At the very least, follow this process:

  1. What is the thesis? Clarify it. Avoid overgeneralization or a thesis that merely states the obvious. What can you say about this material that gives the reader new insight?
  2. Is there a clear introduction? Does it state the thesis and give a sense of the structure of the paper? Delete any waffly, redundant, or unnecessary parts.
  3. Can you, in a single line, identify how each paragraph contributes to the overall thesis? If any paragraph has two or more significant contributions, split it into multiple paragraphs. If a single point is pursued in several paragraphs, combine them. If any paragraph is merely additional, unnecessary material, delete it.
  4. Organization: what is the argument of the paper? How is that argument structured? Is there a way to make the argument stronger? Consider rearranging sections, paragraphs, or sentences to make the essay's argument more effective. Identify additional points that need to be addressed, and points that can be deleted.
  5. Transitions: once the organization is settled, ensure that the flow of the paper is clear, and that each paragraph fits smoothly into the paper.
  6. Evidence: are the points backed up with evidence? Is every key piece of evidence addressed, and every point at least illustrated? Are obvious counter-examples considered and managed appropriately? Is everything cited accurately? Note where additional evidence would strengthen the essay, or where the evidence given is not a good match for the point being made.
  7. Logic and analysis: does the essay make the most of its evidence? Is it fully interpreted? Do the interpretations convince you, or is there illogic, an absence of analysis, or other problems?
  8. Tone: is the tone appropriate? Is it too stiff? Too casual? What phrases or words would you change?
  9. Sentence level check: are any sentences unclear? Mark them, and try to clarify. Remove weak phrases, chop out any extra words, reduce long sentences into more brief ones, and make sure there are no sentence fragments.
  10. Conclusion: is it strong? Does it restate the thesis and make a stronger claim than the introduction does? Does it leave the reader thinking "wow, what an interesting way of thinking about the problem?" It should.
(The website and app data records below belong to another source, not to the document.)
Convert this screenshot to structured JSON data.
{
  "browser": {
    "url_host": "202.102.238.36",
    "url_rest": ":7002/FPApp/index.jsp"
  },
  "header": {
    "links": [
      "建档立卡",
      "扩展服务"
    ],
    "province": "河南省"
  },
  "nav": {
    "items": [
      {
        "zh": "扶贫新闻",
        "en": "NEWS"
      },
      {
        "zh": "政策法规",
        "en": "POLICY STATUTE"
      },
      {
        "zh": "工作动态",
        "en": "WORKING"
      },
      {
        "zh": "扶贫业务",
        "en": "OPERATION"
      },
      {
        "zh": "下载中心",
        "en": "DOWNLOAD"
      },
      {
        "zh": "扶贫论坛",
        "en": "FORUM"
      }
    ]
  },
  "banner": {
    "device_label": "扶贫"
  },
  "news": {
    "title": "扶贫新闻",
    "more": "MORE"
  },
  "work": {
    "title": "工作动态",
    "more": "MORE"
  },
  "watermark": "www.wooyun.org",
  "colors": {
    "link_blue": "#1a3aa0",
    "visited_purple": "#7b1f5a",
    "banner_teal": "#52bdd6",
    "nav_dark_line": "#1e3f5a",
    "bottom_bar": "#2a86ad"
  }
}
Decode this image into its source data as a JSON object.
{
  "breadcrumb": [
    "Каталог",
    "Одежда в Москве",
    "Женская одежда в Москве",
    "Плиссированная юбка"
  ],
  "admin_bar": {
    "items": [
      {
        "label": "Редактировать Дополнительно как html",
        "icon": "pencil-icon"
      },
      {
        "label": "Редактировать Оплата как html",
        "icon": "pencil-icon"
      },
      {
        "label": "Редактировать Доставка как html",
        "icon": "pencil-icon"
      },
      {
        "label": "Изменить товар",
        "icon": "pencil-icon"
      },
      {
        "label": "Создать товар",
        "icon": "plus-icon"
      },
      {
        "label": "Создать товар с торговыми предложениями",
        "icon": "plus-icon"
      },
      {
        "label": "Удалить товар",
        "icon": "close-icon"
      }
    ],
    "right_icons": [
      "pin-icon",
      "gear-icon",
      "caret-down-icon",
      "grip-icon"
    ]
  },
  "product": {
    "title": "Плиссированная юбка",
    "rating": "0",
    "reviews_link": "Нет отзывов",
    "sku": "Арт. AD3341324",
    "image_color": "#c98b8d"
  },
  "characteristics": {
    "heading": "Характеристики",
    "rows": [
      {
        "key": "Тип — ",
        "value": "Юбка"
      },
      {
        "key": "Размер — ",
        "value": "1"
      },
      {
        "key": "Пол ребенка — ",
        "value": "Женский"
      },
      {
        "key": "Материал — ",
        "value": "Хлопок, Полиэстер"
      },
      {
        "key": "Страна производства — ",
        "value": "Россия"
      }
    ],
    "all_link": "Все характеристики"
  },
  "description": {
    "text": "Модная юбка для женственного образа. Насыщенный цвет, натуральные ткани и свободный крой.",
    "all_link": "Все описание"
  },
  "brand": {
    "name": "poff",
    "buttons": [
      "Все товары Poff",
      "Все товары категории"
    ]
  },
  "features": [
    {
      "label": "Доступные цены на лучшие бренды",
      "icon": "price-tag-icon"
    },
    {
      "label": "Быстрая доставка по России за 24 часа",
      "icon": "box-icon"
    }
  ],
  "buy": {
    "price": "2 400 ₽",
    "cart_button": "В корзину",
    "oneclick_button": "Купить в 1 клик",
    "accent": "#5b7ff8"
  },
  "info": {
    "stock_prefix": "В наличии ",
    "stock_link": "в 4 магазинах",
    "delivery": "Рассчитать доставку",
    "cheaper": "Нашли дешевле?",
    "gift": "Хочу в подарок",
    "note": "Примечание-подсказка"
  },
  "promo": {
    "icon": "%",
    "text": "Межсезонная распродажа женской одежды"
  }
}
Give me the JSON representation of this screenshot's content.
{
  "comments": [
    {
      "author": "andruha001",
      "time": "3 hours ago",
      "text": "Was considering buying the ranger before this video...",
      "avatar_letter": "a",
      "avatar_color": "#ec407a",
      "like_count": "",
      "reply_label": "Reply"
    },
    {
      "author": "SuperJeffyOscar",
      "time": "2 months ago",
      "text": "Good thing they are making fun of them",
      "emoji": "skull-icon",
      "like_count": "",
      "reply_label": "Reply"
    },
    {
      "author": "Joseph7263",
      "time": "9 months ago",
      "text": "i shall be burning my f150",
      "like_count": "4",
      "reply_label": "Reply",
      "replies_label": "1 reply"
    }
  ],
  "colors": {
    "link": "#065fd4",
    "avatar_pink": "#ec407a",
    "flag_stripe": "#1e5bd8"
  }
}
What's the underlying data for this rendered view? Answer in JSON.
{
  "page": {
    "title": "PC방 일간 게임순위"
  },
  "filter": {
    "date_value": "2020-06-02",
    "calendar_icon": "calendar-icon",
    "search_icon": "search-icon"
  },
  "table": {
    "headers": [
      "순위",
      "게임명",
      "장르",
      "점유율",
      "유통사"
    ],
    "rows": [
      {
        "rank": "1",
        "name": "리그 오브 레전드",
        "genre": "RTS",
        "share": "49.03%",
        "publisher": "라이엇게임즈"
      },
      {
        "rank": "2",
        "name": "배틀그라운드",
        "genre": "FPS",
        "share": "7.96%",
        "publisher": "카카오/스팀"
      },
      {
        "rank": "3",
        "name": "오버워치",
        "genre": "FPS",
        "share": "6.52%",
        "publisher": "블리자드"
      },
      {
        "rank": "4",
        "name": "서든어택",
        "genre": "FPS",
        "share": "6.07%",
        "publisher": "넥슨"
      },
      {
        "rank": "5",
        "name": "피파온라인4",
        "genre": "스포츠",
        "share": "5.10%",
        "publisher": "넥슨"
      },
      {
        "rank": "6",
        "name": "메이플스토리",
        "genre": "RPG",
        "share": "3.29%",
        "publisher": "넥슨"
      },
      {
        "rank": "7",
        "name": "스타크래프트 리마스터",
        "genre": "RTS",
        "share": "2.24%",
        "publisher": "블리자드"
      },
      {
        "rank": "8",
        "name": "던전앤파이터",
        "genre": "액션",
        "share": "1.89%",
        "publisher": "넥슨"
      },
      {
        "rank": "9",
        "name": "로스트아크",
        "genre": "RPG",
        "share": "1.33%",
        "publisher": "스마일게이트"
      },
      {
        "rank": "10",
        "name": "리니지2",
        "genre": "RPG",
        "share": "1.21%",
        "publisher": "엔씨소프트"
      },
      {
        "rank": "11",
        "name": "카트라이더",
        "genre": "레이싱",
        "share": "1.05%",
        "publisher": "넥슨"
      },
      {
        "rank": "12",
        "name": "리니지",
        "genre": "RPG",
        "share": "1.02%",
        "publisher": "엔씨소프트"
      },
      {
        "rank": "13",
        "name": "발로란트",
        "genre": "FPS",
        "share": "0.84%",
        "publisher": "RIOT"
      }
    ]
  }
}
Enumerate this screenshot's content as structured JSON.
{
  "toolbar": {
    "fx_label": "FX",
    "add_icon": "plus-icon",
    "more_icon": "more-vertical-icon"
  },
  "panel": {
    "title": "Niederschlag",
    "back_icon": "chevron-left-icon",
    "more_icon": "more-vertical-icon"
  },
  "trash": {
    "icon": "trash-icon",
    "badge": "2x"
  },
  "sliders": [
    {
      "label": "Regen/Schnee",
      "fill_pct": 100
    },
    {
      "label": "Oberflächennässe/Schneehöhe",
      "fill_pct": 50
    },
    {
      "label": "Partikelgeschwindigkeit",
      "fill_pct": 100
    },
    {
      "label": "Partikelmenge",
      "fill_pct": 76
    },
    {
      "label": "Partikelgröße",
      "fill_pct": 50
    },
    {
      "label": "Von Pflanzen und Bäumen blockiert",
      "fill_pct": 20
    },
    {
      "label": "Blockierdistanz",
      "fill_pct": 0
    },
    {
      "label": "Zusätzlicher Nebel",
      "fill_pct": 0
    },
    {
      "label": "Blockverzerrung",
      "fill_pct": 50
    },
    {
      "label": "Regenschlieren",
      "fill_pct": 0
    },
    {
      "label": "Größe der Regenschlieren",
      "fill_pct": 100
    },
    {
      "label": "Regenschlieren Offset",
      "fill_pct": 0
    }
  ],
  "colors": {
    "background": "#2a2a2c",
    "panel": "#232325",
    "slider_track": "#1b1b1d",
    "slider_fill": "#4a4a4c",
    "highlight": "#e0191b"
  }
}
One of the best ways to ensure success with the rewrite is to force yourself to be ruthless in your revisions. How to do this? Do not simply revise your existing document. Instead, start from scratch with a blank document and do not cut or paste anything. This will force you to reconsider every idea, sentence, and phrase. Even if you want to use a similar sentence or paragraph, having to retype the material always leads to better prose. Since you have as much time to work on the rewrite as you did on the original, and since you will hopefully improve not just the writing but also the thinking behind the paper, similar sentences and paragraphs should be rare. This will produce a rewrite that is fundamentally different and improved.

As the paper approaches its final form, be sure to take the time needed to improve its production values: edit carefully, use citations correctly, etc. Anything else is unacceptable. For instance:

  1. Check spelling and grammar (commas, semi-colons, ellipses, quotations, the works). Make sure each sentence has a subject, and that subjects and verbs agree with each other. Check the verb tenses of each sentence, and make sure they don't change randomly.
  2. Read essay again to make sure everything makes sense and that no words are missing. One of the best ways to do this is to read the essay out loud. This will (1) slow you down, so that you detect errors, and (2) allow you to hear your prose and recognize awkward or confusing phrasings and constructions.
  3. Check footnotes and bibliography – are they in the correct format?

We encourage everyone to meet one-on-one with their TA (and/or the professors) to make sure that expectations are clear and that you have a viable plan. Make good use of our class writing tutor and the MIT Writing Center to produce the best possible paper.